Audio commentary by Samm Deighan and Kat Ellinger
Scene-select commentary by writer-director Robert Altman
Interview with Robert Altman
Brand new interview with actor Cathryn Harrison
An appreciation by musician and author Stephen Thrower
Reversible sleeve featuring original and newly commissioned artwork by the Twins of Evil
FIRST PRESSING ONLY: Illustrated collector’s booklet featuring new writing on the film by Carmen Gray and an extract from Altman on Altman
Arrow Video Website – https://arrowfilms.com/
Buy “Images” Blu-Ray – https://mvdshop.com/products/robert-altmans-images-blu-ray
"Panic" Blu-Ray Review (Code Red)
Starring David Warbeck (The Last Hunter, The Beyond), Janet Agren (Gates of Hell, Eatern Alive)
Special Features: New HD master
Code Red // 1982 // 90 Minutes // Not Rated // Color // English // Region A
Buy “Panic” Blu-Ray – https://roninflix.com/collections/brand-new/products/panic
The Weekly Western "Rio Bravo" Blu-Ray Review
Director Howard Hawks lifted the Western to new heights with Red River. Capturing the legendary West with a stellar cast in peak form, he does it again here.
Commentary by John Carpenter and Richard Schickel
Documentary: "Commemoration: Howard Hawks' Rio Bravo"
Featurette: "Old Tucson: Where the Legends Walked"
Buy “Rio Bravo” Blu-Ray – https://www.amazon.com/Rio-Bravo-Blu-ray-Jules-Furthman/dp/B00THZUSR4/
Pick a Movie "Goin' Down the Road" Blu-Ray Review
Buy “Goin’ Down the Road” Blu-Ray - https://www.amazon.com/GOIN-DOWN-AGAIN-Collectors-BLU-RAY/dp/B007T5RJ3U/
1. Love Butcher
2. Tam Lin
3. Misery (been awhile)
Die! Die! My Darling – 1965 – Silvio Narizzano
Never Take Candy from a Stranger – 1960 – Cyril Frankel
Scream of Fear – 1961 – Seth Holt
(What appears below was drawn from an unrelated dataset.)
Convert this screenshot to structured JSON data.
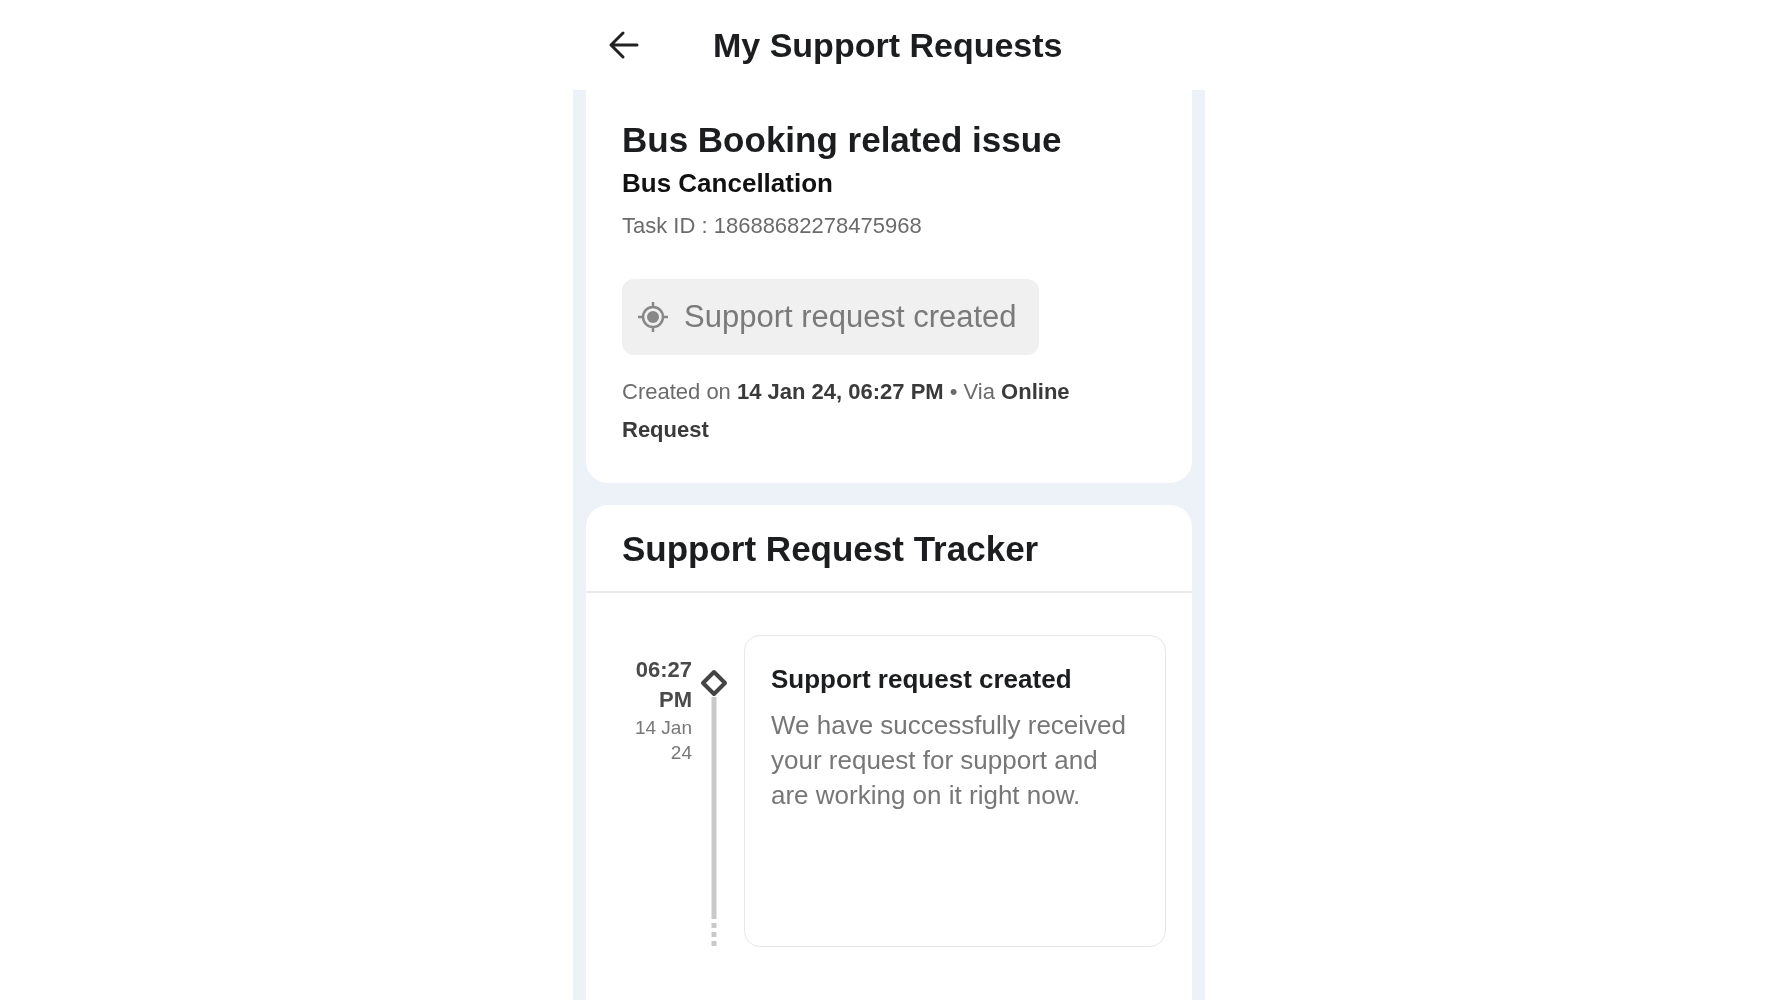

Images – 1972 – Robert Altman
Panic – 1982 – Tonino Ricci
Rio Bravo – 1959 – Howard Hawks
Goin’ Down the Road – 1970 – Donald Shebib